:: BRIEF ::
Each line in the entries below that holds the word "mnemonic" belongs in the answer.

Website and app data records:
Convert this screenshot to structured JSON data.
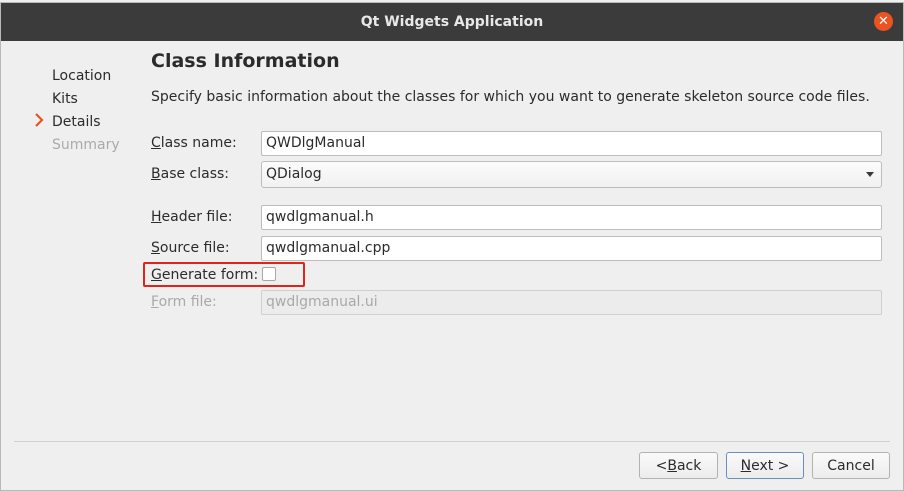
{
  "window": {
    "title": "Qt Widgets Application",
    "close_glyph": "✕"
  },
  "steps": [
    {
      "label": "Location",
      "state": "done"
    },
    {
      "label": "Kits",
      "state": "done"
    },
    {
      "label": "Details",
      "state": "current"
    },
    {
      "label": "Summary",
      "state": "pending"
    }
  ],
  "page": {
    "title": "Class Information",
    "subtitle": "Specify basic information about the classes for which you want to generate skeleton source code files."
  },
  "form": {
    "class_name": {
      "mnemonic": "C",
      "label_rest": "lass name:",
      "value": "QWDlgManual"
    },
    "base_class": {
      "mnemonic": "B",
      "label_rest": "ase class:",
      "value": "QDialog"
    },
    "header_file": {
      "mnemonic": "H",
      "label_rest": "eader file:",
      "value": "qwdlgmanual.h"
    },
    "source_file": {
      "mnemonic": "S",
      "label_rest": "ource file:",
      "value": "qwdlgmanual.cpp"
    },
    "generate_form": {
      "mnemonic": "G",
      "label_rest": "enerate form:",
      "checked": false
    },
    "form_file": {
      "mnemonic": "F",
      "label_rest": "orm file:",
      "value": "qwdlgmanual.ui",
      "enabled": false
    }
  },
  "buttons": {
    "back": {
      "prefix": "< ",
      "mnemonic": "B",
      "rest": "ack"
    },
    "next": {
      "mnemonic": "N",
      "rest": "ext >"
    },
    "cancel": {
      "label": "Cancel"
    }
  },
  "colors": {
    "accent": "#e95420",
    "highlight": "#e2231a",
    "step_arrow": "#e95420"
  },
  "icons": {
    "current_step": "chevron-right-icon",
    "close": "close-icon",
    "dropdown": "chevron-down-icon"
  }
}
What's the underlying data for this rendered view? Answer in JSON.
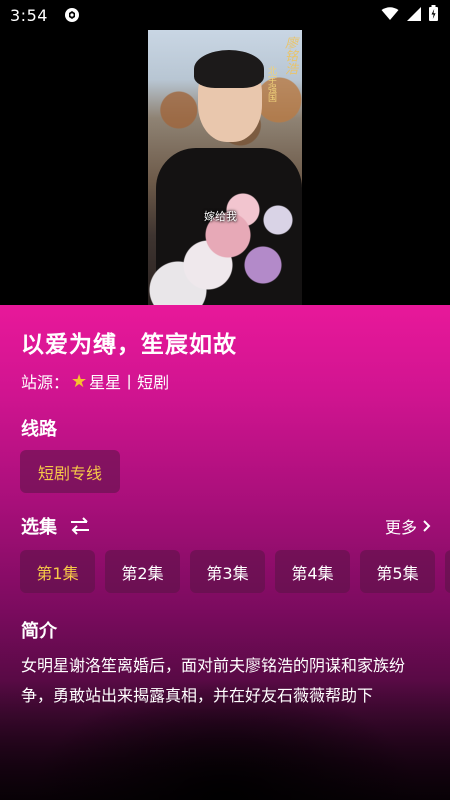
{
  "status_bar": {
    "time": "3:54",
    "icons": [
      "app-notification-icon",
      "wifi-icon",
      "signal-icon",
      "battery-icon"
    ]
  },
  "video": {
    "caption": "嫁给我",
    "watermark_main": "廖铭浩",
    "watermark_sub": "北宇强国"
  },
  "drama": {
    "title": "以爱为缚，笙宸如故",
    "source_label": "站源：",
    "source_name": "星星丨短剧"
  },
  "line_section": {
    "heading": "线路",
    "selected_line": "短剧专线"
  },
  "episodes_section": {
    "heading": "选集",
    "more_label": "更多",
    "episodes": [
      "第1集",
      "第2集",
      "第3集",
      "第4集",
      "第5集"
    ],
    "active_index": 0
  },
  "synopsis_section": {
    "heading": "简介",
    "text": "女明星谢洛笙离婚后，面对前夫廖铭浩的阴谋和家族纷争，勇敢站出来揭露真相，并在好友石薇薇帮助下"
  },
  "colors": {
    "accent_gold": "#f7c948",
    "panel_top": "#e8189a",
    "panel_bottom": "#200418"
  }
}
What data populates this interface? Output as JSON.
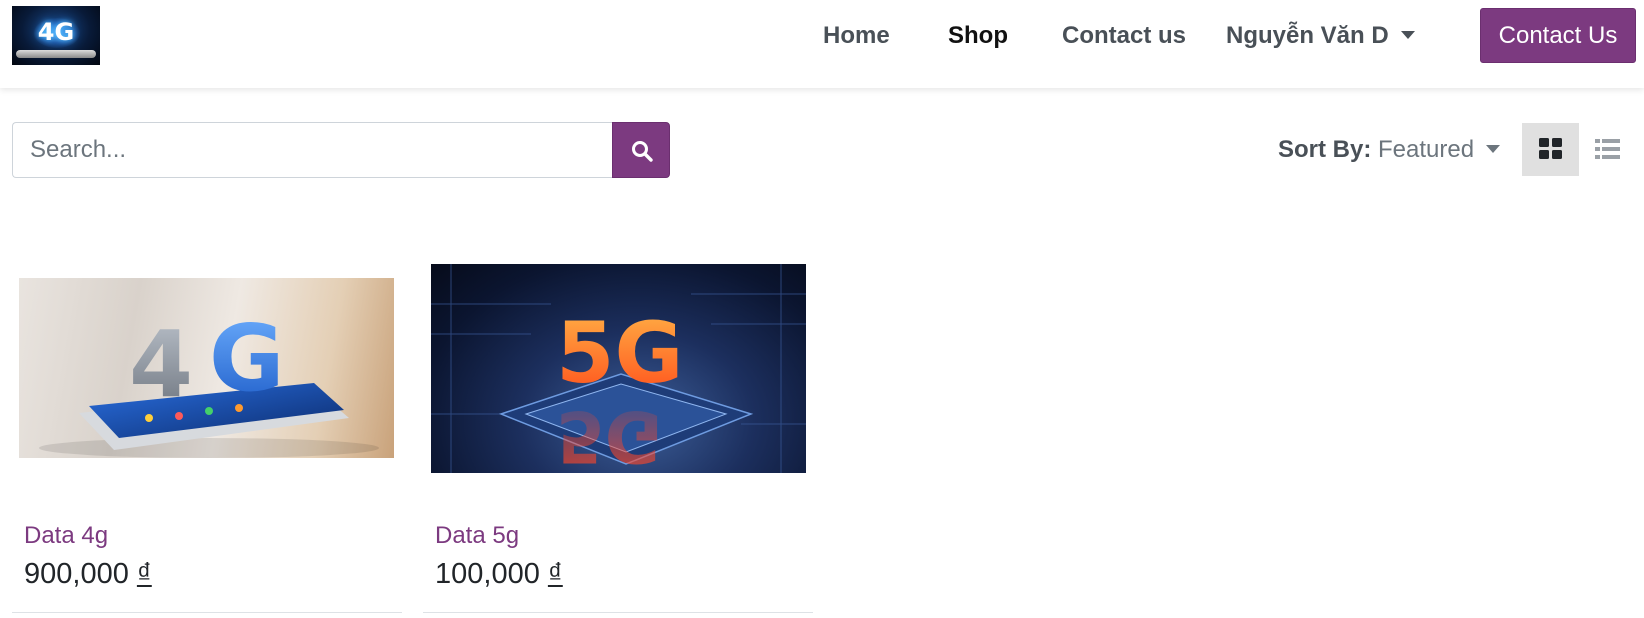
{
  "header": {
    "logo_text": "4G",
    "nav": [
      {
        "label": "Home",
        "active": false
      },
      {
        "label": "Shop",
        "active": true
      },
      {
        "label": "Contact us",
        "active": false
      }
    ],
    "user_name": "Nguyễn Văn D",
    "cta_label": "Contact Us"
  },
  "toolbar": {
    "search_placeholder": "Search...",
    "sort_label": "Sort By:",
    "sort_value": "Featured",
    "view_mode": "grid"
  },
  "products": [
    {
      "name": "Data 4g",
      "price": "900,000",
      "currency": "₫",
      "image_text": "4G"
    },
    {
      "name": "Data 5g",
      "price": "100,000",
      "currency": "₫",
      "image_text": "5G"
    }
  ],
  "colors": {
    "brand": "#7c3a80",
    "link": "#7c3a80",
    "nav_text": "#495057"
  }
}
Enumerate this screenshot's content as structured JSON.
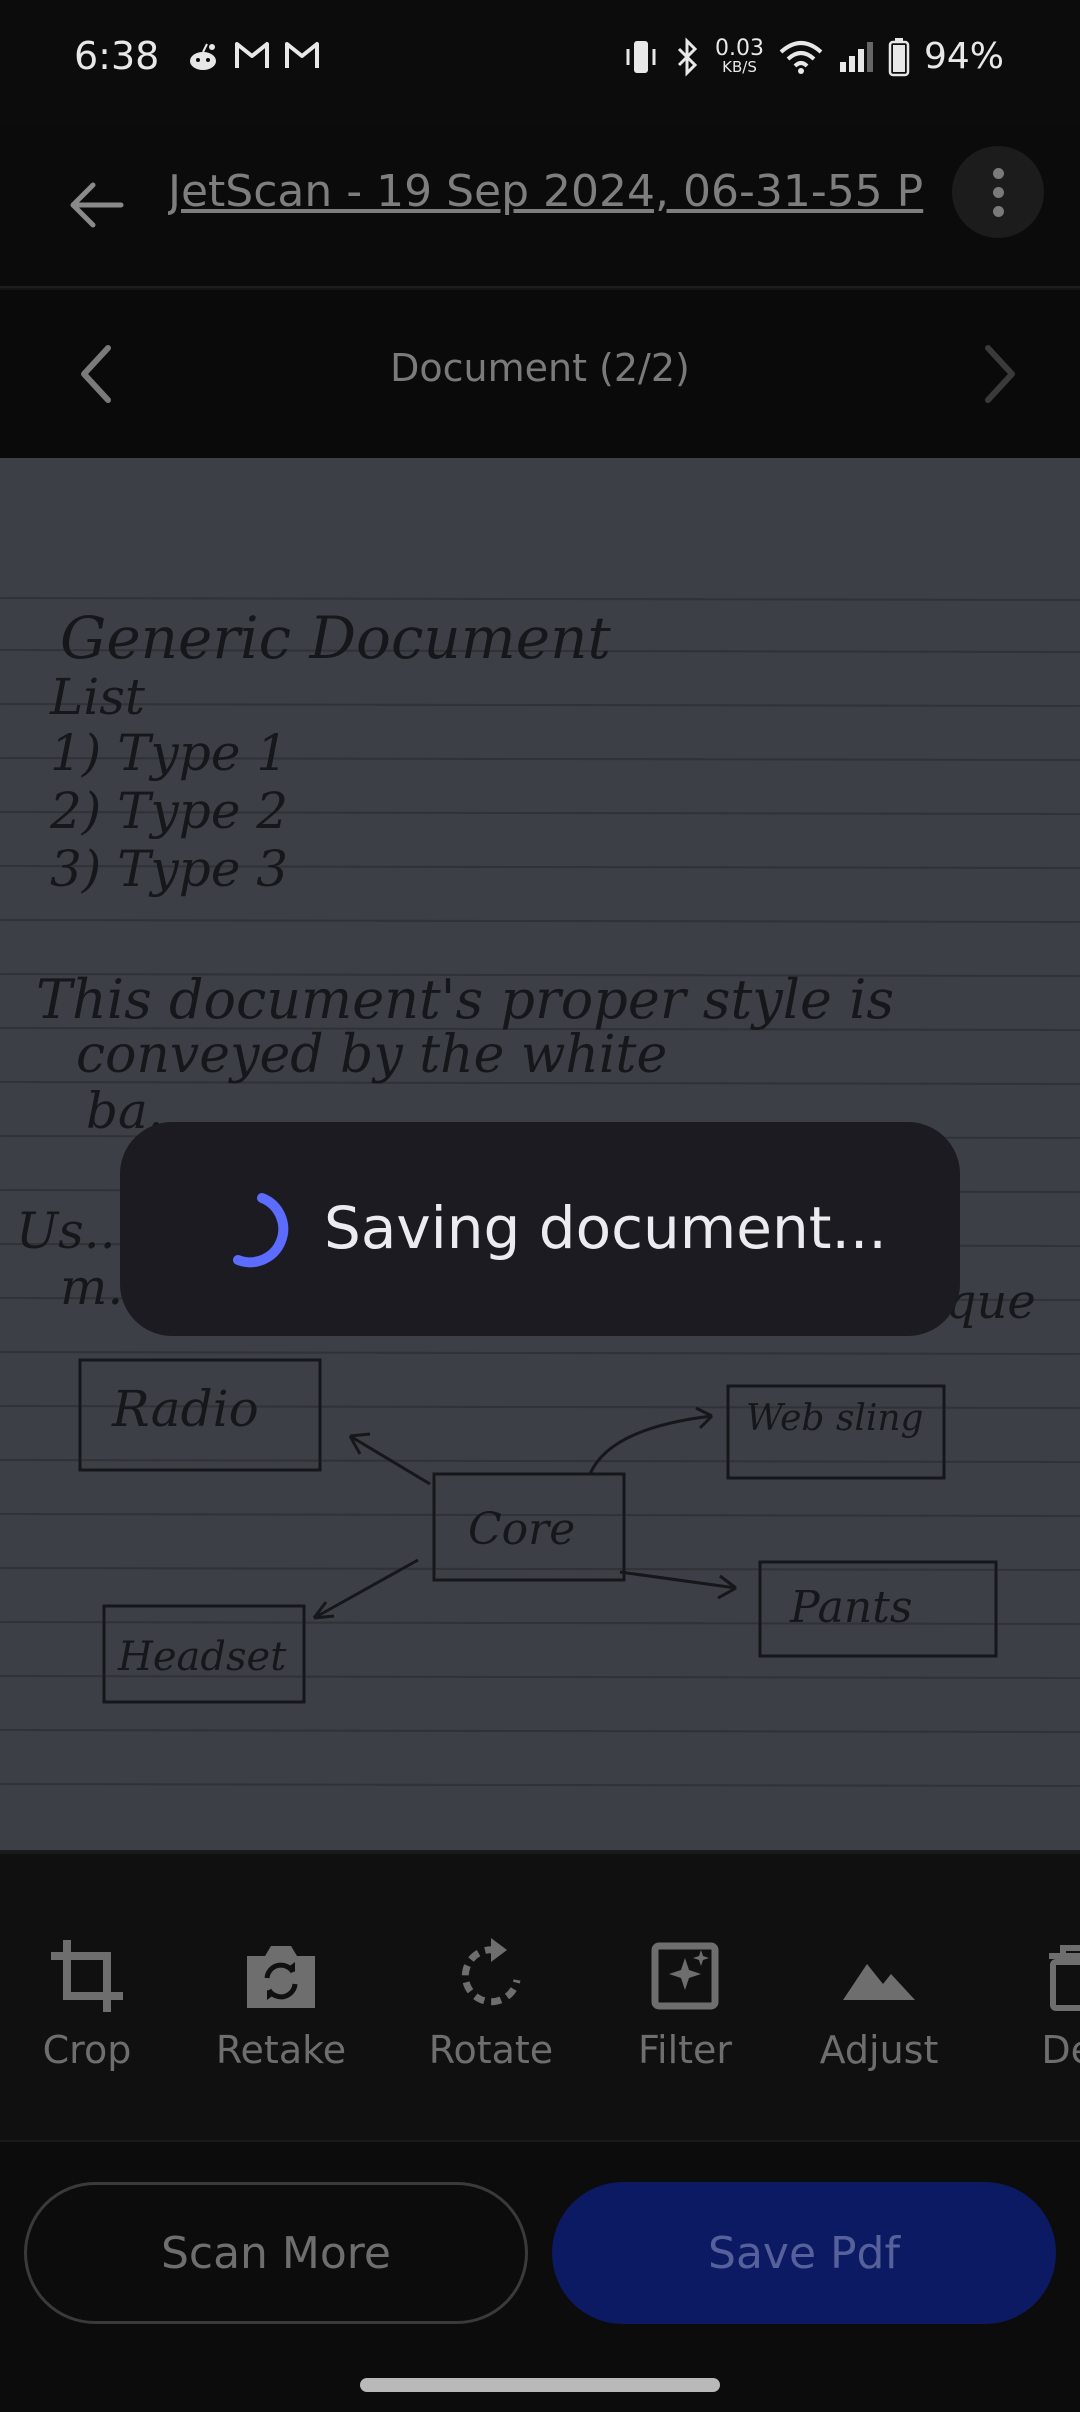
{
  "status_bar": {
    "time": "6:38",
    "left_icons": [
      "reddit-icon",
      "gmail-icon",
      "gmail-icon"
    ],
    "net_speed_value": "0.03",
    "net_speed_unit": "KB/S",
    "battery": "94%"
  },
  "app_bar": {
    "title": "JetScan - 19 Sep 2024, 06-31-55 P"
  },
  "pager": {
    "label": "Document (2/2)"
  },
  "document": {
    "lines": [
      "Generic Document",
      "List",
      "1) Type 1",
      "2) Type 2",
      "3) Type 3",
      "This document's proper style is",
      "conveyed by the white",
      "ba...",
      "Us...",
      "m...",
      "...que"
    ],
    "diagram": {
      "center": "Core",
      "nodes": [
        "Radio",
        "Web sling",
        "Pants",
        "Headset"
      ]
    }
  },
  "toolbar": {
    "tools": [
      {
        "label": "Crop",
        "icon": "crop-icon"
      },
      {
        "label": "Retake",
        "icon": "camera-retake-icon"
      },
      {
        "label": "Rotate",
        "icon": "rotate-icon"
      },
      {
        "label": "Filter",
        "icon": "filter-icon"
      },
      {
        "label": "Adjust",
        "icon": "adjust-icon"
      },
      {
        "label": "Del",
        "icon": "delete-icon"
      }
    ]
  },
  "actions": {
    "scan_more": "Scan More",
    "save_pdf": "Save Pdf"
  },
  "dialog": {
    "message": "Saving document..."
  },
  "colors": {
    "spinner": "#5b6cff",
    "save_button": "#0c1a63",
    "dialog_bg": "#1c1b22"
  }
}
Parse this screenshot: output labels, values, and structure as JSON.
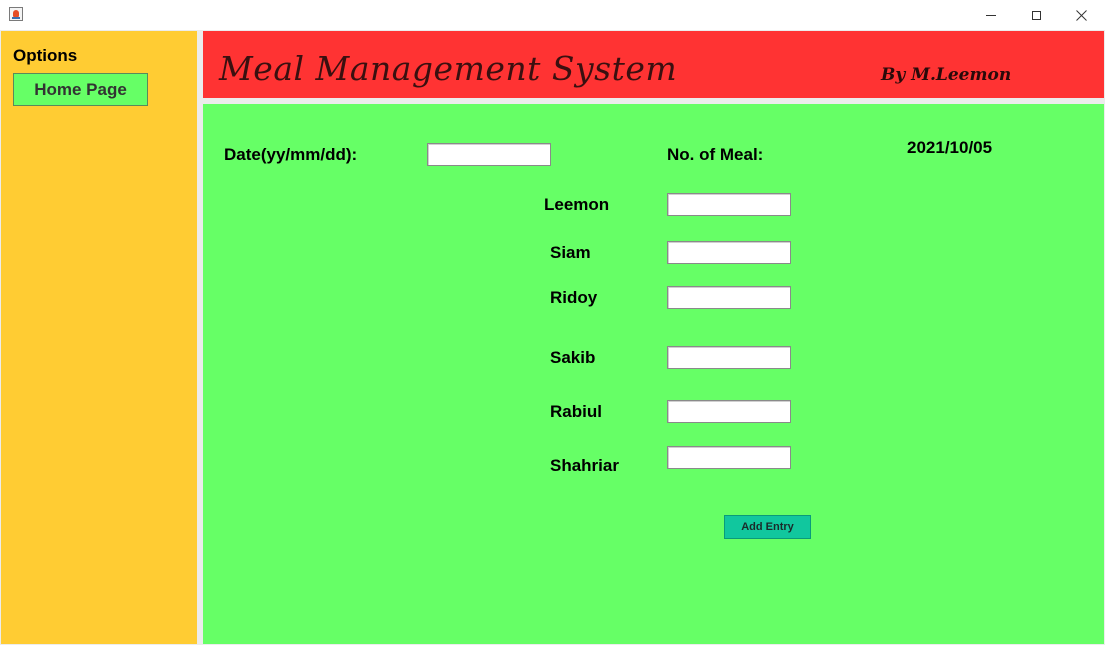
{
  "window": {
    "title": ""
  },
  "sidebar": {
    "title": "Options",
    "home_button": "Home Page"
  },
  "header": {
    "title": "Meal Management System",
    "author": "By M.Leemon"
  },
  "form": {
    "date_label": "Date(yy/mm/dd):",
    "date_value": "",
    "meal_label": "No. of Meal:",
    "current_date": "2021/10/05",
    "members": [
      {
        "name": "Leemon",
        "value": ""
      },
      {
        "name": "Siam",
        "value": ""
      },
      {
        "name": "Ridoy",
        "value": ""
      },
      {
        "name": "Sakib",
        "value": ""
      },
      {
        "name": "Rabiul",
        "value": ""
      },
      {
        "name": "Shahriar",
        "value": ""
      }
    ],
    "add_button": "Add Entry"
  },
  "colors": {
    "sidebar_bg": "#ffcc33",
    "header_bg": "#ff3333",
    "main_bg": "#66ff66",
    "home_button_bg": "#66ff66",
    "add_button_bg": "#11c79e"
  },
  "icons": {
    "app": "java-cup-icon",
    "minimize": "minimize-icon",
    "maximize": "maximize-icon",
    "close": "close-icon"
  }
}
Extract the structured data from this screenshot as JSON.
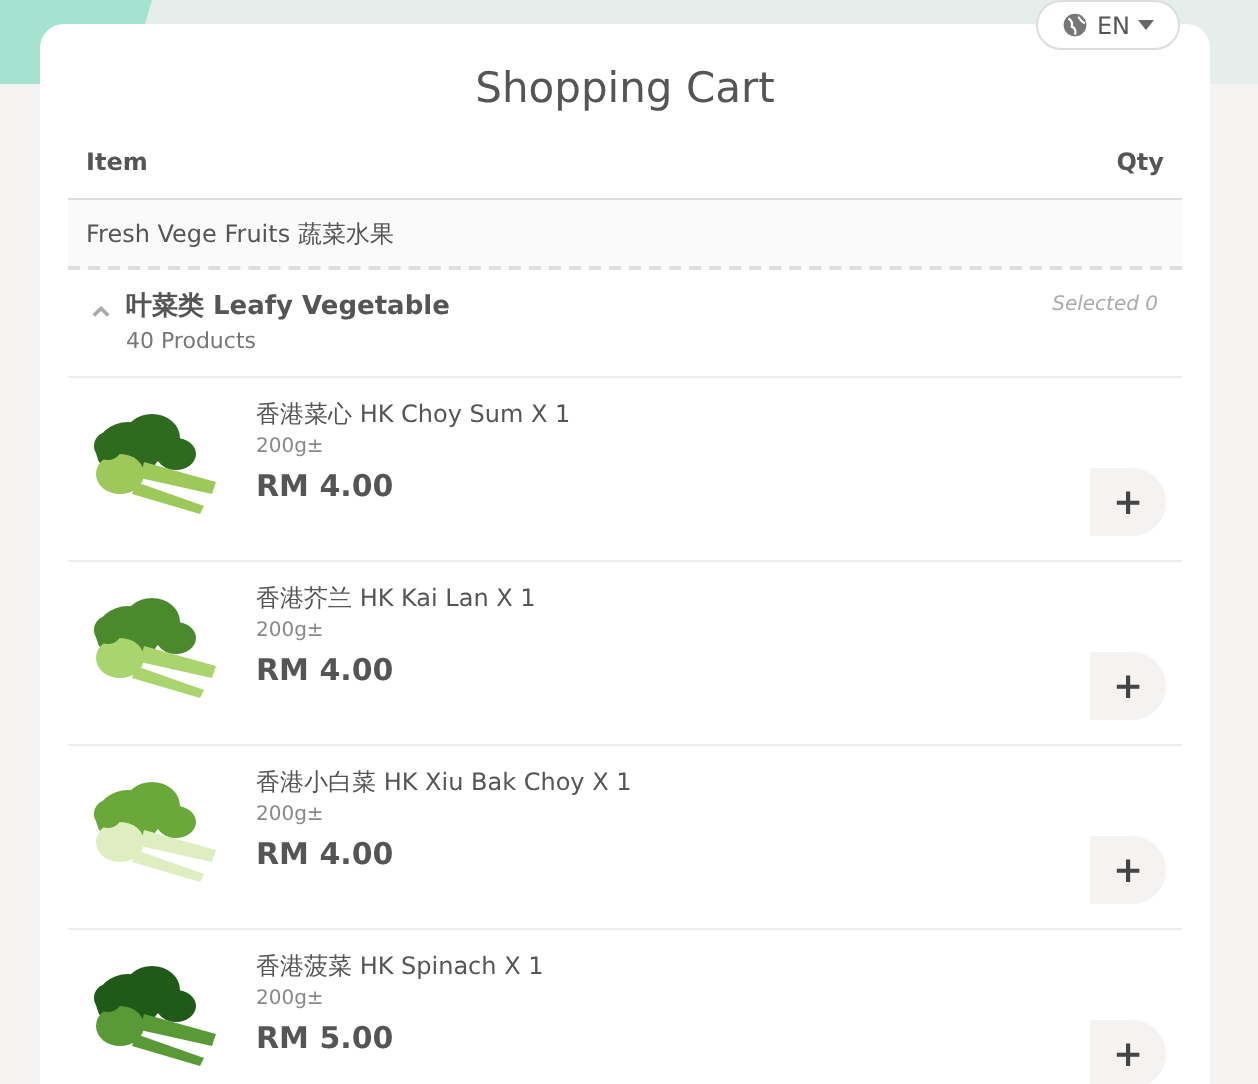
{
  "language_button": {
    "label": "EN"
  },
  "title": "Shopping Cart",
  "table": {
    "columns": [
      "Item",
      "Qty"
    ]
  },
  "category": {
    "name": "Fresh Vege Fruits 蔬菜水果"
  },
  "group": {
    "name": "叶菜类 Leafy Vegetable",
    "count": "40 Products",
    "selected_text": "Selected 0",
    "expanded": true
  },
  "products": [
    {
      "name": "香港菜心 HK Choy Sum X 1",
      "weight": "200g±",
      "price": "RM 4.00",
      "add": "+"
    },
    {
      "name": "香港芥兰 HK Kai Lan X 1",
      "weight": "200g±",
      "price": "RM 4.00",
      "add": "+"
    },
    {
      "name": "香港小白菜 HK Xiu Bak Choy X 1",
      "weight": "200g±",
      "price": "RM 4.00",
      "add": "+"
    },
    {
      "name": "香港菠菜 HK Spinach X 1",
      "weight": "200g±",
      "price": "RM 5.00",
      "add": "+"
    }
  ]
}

:: PROBLEM SOLUTION ::
      "mnemonic": "C",
      "mnemonic": "B",
      "mnemonic": "H",
      "mnemonic": "S",
      "mnemonic": "G",
      "mnemonic": "F",
      "mnemonic": "B",
      "mnemonic": "N",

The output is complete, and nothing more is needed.